Data items
>>

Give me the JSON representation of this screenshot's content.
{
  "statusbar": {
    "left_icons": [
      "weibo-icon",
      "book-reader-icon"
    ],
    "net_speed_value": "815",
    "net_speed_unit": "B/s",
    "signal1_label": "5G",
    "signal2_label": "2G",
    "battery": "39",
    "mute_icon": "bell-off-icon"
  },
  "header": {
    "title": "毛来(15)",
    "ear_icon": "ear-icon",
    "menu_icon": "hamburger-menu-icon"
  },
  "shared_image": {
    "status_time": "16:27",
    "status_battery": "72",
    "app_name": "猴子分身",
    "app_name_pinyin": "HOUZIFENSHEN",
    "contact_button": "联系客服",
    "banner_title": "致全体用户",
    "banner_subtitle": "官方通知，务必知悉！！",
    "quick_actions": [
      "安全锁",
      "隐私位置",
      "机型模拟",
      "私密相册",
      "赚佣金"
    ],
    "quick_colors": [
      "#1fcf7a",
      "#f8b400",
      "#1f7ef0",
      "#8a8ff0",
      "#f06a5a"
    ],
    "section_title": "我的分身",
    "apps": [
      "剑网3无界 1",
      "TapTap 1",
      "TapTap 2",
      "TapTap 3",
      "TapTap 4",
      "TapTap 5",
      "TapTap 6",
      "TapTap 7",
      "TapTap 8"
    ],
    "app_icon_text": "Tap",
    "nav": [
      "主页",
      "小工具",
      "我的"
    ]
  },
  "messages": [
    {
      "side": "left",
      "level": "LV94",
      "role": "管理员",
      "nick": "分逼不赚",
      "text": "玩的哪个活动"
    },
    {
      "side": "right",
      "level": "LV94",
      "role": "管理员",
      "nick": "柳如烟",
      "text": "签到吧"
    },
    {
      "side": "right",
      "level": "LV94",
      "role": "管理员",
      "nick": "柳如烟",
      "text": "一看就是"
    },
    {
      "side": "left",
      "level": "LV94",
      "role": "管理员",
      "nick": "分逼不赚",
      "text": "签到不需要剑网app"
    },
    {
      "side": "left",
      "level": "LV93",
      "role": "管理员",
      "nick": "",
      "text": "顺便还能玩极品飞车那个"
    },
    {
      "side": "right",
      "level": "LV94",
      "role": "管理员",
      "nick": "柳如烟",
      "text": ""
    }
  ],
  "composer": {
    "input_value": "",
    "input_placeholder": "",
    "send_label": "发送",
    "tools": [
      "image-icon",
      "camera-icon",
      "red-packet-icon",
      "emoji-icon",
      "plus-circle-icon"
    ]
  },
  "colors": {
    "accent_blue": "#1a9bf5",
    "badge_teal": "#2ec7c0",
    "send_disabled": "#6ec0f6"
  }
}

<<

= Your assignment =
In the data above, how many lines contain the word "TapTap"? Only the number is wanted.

= Exercise output =
8